The Annual Graves Lecture commemorates Robert Graves, the eminent Dublin physician. The lecture should serve to foster and promote research in Ireland. The lecturer is selected by the General Council from nominations sought from Fellows of the Academy. It was at a meeting of the General Council held on Friday, 29th January 1960 that the decision to run the “Graves Lecture of the Royal Academy of Medicine in Ireland” was decided. The first lecture started in 1961. The names of the lecturers should be exhibited on a notice board in the Royal College of Physicians in Ireland, 6, Kildare Street, Dublin 2
The subject of the lecture must be of clinical/biomedical interest embodying original research. The lecturer receives the Academy’s silver medal and an honorarium, determined by the General Council.
Graves taught clinical medicine. His particular interest was in teaching his students the responsibility of diagnosis and treatment of ward patients. He said: “From the very commencement the student should set out to witness the progress and effects of sickness and ought to persevere in the daily observation of disease during the whole period of his studies”. Graves encouraged his students to learn the cost of prescriptions so that when they entered practice they could consider a patient’s financial situation when they prescribed the appropriate medicines. Graves was very aware of the impoverished conditions of his patients. He wrote once “Damp straw was used for filling the bed of one of my patients which might have caused him much harm as he was suffering from rheumatism”. Hospitals were not comfortable places in those years. He insisted the only way to learn medicine was at the bedside.
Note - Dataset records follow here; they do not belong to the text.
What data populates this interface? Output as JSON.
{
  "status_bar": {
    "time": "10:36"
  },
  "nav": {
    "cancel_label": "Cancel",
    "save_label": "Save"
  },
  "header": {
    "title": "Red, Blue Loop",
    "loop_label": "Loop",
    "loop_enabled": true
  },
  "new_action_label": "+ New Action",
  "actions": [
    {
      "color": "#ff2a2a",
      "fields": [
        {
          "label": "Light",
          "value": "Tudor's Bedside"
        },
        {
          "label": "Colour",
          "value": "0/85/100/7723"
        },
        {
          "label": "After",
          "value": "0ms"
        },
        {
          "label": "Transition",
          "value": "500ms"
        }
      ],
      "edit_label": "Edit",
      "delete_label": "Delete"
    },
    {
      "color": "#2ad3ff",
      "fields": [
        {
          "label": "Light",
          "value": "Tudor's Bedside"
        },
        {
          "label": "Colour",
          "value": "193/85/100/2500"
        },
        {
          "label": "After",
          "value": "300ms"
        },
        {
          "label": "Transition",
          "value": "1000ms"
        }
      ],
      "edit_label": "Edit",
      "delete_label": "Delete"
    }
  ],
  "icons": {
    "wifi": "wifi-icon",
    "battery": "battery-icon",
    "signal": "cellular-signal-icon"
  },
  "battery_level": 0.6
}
He introduced in his lectures the timing of the pulse by watch and the practicing of giving food and liquids to patients with fever instead of withholding nourishment. Graves said “when I am gone, you may be at a loss for an epitaph for me, let me give you one, in three words: “He Fed Fevers.”
With William Stokes he edited the Dublin Journal of Medical and Chemical Science from 1832 to 1842, a journal he had founded with Sir Robert Kane. His first paper was an account of the outbreak of Typhus fever in Galway.
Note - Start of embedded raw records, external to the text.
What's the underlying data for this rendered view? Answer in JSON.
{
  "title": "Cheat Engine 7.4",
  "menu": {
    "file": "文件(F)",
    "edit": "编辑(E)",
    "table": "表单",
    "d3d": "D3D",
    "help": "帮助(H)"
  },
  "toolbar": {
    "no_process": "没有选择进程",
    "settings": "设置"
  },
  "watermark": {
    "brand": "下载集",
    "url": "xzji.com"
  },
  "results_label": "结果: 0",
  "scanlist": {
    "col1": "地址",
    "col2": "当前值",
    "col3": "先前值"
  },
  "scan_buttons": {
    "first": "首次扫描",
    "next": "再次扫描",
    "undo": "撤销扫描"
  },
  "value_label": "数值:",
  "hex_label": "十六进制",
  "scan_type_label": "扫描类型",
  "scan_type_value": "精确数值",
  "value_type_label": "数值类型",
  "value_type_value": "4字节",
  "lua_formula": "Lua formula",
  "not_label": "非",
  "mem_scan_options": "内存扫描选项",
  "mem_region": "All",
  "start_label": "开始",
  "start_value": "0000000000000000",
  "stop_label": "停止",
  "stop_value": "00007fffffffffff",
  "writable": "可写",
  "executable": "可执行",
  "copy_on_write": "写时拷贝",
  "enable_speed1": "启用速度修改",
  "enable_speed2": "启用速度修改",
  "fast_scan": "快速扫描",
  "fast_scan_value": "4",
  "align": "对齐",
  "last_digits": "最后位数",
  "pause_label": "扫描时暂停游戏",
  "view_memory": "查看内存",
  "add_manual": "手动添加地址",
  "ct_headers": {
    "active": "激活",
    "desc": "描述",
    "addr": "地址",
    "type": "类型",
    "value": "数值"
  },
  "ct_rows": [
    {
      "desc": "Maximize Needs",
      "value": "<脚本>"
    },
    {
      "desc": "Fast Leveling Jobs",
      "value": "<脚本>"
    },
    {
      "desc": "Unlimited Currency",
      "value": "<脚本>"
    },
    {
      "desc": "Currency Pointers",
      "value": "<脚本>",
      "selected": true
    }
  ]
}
RJ Graves was appointed President of the Royal College of Physicians of Ireland in 1843. and he was one of the first physicians to fully describe exophthalmic goitre, now called “Graves Disease”.
He died in Dublin in 1853 of an abdominal tumour aged 57 years. William Stokes wrote “He was once my teacher, later my colleague, always my friend”.
A statue of Graves was erected in Dublin in 1878. It stands in the Royal College of Physicians, 6, Kildare Street, Dublin 2. Graves statue stands in good company in the Graves Hall of Kildare Street. With three other eminent physicians – William Stokes, Sir Dominic Corrigan, Sir Henry Marsh and Robert Graves. All four statues were commissioned from the Irish sculptor John Foley. Foley died before completing the statue of Graves, his pupil Albert Bruce-Joy completed the commission.
Robert Graves is buried in the Mount Jerome Cemetery in Dublin and he left his library to Trinity College Dublin. He was a brilliant linguist and well travelled gentleman who has with his teaching methods of students for the care of the patient given so much to scientific and medical knowledge.